Task instructions - Print the full listing below exactly, keeping every character as it stands.

Provided records -
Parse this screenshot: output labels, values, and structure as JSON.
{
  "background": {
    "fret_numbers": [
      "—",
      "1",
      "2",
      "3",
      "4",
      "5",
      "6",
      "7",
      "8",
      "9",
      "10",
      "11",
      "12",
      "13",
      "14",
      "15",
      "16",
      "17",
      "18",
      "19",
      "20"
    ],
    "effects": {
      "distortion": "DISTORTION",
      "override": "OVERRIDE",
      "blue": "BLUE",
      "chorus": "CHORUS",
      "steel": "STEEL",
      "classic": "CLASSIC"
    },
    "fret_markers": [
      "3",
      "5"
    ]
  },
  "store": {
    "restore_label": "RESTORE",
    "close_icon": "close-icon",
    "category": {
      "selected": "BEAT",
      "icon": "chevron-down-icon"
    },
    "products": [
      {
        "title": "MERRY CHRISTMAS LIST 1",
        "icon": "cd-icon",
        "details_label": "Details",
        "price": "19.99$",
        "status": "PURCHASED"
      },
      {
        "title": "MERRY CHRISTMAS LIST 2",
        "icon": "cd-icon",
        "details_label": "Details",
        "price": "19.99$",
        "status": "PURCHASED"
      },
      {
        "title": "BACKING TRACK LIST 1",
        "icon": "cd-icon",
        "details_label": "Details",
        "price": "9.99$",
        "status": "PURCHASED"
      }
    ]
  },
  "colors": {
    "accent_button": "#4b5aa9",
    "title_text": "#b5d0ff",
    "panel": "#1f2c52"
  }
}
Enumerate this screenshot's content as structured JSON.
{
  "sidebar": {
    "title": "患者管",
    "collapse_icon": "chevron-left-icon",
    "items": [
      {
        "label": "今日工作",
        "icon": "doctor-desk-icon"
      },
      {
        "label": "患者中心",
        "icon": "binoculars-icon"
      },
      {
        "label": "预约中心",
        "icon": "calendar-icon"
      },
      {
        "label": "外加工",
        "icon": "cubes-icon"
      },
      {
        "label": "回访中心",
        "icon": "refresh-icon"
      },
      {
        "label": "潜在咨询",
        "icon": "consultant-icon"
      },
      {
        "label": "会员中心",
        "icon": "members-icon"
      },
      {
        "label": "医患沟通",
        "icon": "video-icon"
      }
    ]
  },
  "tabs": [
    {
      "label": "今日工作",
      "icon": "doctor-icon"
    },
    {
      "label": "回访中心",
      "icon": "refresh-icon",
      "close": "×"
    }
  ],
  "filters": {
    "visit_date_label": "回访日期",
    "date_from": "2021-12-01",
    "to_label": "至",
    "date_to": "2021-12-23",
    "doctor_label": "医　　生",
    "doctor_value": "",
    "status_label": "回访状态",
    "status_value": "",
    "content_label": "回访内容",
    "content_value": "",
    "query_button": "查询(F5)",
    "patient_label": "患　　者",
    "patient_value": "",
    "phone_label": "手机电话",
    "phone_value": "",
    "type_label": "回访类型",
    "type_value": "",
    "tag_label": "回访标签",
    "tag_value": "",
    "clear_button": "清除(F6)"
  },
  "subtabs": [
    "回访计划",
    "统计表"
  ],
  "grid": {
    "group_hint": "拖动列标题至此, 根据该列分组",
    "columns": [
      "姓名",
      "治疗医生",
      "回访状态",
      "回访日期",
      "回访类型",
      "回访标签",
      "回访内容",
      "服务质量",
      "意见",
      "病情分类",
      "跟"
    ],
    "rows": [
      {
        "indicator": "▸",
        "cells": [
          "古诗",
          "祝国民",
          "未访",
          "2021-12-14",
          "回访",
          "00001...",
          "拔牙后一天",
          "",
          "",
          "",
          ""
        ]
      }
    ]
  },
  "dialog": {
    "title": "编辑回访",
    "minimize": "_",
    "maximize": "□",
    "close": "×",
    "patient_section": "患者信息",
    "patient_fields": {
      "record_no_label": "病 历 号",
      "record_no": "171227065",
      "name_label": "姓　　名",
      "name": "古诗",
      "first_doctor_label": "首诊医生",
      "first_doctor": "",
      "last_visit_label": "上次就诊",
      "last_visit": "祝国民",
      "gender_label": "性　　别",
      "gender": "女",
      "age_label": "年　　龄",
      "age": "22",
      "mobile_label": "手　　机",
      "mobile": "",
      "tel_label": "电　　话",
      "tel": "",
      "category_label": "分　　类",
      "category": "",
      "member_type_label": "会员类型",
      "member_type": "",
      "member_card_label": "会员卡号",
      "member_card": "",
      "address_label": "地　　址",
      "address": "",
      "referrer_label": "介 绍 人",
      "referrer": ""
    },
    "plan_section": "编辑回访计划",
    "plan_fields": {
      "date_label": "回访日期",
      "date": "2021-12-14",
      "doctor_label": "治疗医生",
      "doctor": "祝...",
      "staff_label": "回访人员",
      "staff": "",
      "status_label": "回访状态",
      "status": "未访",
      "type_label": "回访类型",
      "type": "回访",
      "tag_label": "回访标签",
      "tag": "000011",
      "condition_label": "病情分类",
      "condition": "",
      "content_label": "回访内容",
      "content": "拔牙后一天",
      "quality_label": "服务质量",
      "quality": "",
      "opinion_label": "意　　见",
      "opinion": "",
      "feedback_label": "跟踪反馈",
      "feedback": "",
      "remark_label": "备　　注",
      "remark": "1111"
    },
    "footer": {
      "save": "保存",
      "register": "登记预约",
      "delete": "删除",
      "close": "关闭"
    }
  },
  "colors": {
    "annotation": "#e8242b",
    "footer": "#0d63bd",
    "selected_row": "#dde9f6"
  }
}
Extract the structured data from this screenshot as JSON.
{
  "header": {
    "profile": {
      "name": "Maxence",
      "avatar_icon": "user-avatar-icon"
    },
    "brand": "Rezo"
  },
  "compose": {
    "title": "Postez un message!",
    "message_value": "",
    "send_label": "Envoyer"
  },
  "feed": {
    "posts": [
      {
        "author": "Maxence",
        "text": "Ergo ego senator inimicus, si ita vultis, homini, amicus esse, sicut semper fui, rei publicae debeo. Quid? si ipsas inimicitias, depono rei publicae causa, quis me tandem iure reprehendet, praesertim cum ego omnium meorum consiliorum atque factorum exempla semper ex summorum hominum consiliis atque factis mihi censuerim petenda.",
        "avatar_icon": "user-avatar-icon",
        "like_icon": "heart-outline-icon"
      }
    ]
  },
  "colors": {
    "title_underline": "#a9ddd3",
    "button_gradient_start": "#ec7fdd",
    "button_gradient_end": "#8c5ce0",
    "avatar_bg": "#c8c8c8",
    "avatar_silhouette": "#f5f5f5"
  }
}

Solved problem -
Parse this screenshot: output labels, values, and structure as JSON.
{
  "background": {
    "fret_numbers": [
      "—",
      "1",
      "2",
      "3",
      "4",
      "5",
      "6",
      "7",
      "8",
      "9",
      "10",
      "11",
      "12",
      "13",
      "14",
      "15",
      "16",
      "17",
      "18",
      "19",
      "20"
    ],
    "effects": {
      "distortion": "DISTORTION",
      "override": "OVERRIDE",
      "blue": "BLUE",
      "chorus": "CHORUS",
      "steel": "STEEL",
      "classic": "CLASSIC"
    },
    "fret_markers": [
      "3",
      "5"
    ]
  },
  "store": {
    "restore_label": "RESTORE",
    "close_icon": "close-icon",
    "category": {
      "selected": "BEAT",
      "icon": "chevron-down-icon"
    },
    "products": [
      {
        "title": "MERRY CHRISTMAS LIST 1",
        "icon": "cd-icon",
        "details_label": "Details",
        "price": "19.99$",
        "status": "PURCHASED"
      },
      {
        "title": "MERRY CHRISTMAS LIST 2",
        "icon": "cd-icon",
        "details_label": "Details",
        "price": "19.99$",
        "status": "PURCHASED"
      },
      {
        "title": "BACKING TRACK LIST 1",
        "icon": "cd-icon",
        "details_label": "Details",
        "price": "9.99$",
        "status": "PURCHASED"
      }
    ]
  },
  "colors": {
    "accent_button": "#4b5aa9",
    "title_text": "#b5d0ff",
    "panel": "#1f2c52"
  }
}
Enumerate this screenshot's content as structured JSON.
{
  "sidebar": {
    "title": "患者管",
    "collapse_icon": "chevron-left-icon",
    "items": [
      {
        "label": "今日工作",
        "icon": "doctor-desk-icon"
      },
      {
        "label": "患者中心",
        "icon": "binoculars-icon"
      },
      {
        "label": "预约中心",
        "icon": "calendar-icon"
      },
      {
        "label": "外加工",
        "icon": "cubes-icon"
      },
      {
        "label": "回访中心",
        "icon": "refresh-icon"
      },
      {
        "label": "潜在咨询",
        "icon": "consultant-icon"
      },
      {
        "label": "会员中心",
        "icon": "members-icon"
      },
      {
        "label": "医患沟通",
        "icon": "video-icon"
      }
    ]
  },
  "tabs": [
    {
      "label": "今日工作",
      "icon": "doctor-icon"
    },
    {
      "label": "回访中心",
      "icon": "refresh-icon",
      "close": "×"
    }
  ],
  "filters": {
    "visit_date_label": "回访日期",
    "date_from": "2021-12-01",
    "to_label": "至",
    "date_to": "2021-12-23",
    "doctor_label": "医　　生",
    "doctor_value": "",
    "status_label": "回访状态",
    "status_value": "",
    "content_label": "回访内容",
    "content_value": "",
    "query_button": "查询(F5)",
    "patient_label": "患　　者",
    "patient_value": "",
    "phone_label": "手机电话",
    "phone_value": "",
    "type_label": "回访类型",
    "type_value": "",
    "tag_label": "回访标签",
    "tag_value": "",
    "clear_button": "清除(F6)"
  },
  "subtabs": [
    "回访计划",
    "统计表"
  ],
  "grid": {
    "group_hint": "拖动列标题至此, 根据该列分组",
    "columns": [
      "姓名",
      "治疗医生",
      "回访状态",
      "回访日期",
      "回访类型",
      "回访标签",
      "回访内容",
      "服务质量",
      "意见",
      "病情分类",
      "跟"
    ],
    "rows": [
      {
        "indicator": "▸",
        "cells": [
          "古诗",
          "祝国民",
          "未访",
          "2021-12-14",
          "回访",
          "00001...",
          "拔牙后一天",
          "",
          "",
          "",
          ""
        ]
      }
    ]
  },
  "dialog": {
    "title": "编辑回访",
    "minimize": "_",
    "maximize": "□",
    "close": "×",
    "patient_section": "患者信息",
    "patient_fields": {
      "record_no_label": "病 历 号",
      "record_no": "171227065",
      "name_label": "姓　　名",
      "name": "古诗",
      "first_doctor_label": "首诊医生",
      "first_doctor": "",
      "last_visit_label": "上次就诊",
      "last_visit": "祝国民",
      "gender_label": "性　　别",
      "gender": "女",
      "age_label": "年　　龄",
      "age": "22",
      "mobile_label": "手　　机",
      "mobile": "",
      "tel_label": "电　　话",
      "tel": "",
      "category_label": "分　　类",
      "category": "",
      "member_type_label": "会员类型",
      "member_type": "",
      "member_card_label": "会员卡号",
      "member_card": "",
      "address_label": "地　　址",
      "address": "",
      "referrer_label": "介 绍 人",
      "referrer": ""
    },
    "plan_section": "编辑回访计划",
    "plan_fields": {
      "date_label": "回访日期",
      "date": "2021-12-14",
      "doctor_label": "治疗医生",
      "doctor": "祝...",
      "staff_label": "回访人员",
      "staff": "",
      "status_label": "回访状态",
      "status": "未访",
      "type_label": "回访类型",
      "type": "回访",
      "tag_label": "回访标签",
      "tag": "000011",
      "condition_label": "病情分类",
      "condition": "",
      "content_label": "回访内容",
      "content": "拔牙后一天",
      "quality_label": "服务质量",
      "quality": "",
      "opinion_label": "意　　见",
      "opinion": "",
      "feedback_label": "跟踪反馈",
      "feedback": "",
      "remark_label": "备　　注",
      "remark": "1111"
    },
    "footer": {
      "save": "保存",
      "register": "登记预约",
      "delete": "删除",
      "close": "关闭"
    }
  },
  "colors": {
    "annotation": "#e8242b",
    "footer": "#0d63bd",
    "selected_row": "#dde9f6"
  }
}
Extract the structured data from this screenshot as JSON.
{
  "header": {
    "profile": {
      "name": "Maxence",
      "avatar_icon": "user-avatar-icon"
    },
    "brand": "Rezo"
  },
  "compose": {
    "title": "Postez un message!",
    "message_value": "",
    "send_label": "Envoyer"
  },
  "feed": {
    "posts": [
      {
        "author": "Maxence",
        "text": "Ergo ego senator inimicus, si ita vultis, homini, amicus esse, sicut semper fui, rei publicae debeo. Quid? si ipsas inimicitias, depono rei publicae causa, quis me tandem iure reprehendet, praesertim cum ego omnium meorum consiliorum atque factorum exempla semper ex summorum hominum consiliis atque factis mihi censuerim petenda.",
        "avatar_icon": "user-avatar-icon",
        "like_icon": "heart-outline-icon"
      }
    ]
  },
  "colors": {
    "title_underline": "#a9ddd3",
    "button_gradient_start": "#ec7fdd",
    "button_gradient_end": "#8c5ce0",
    "avatar_bg": "#c8c8c8",
    "avatar_silhouette": "#f5f5f5"
  }
}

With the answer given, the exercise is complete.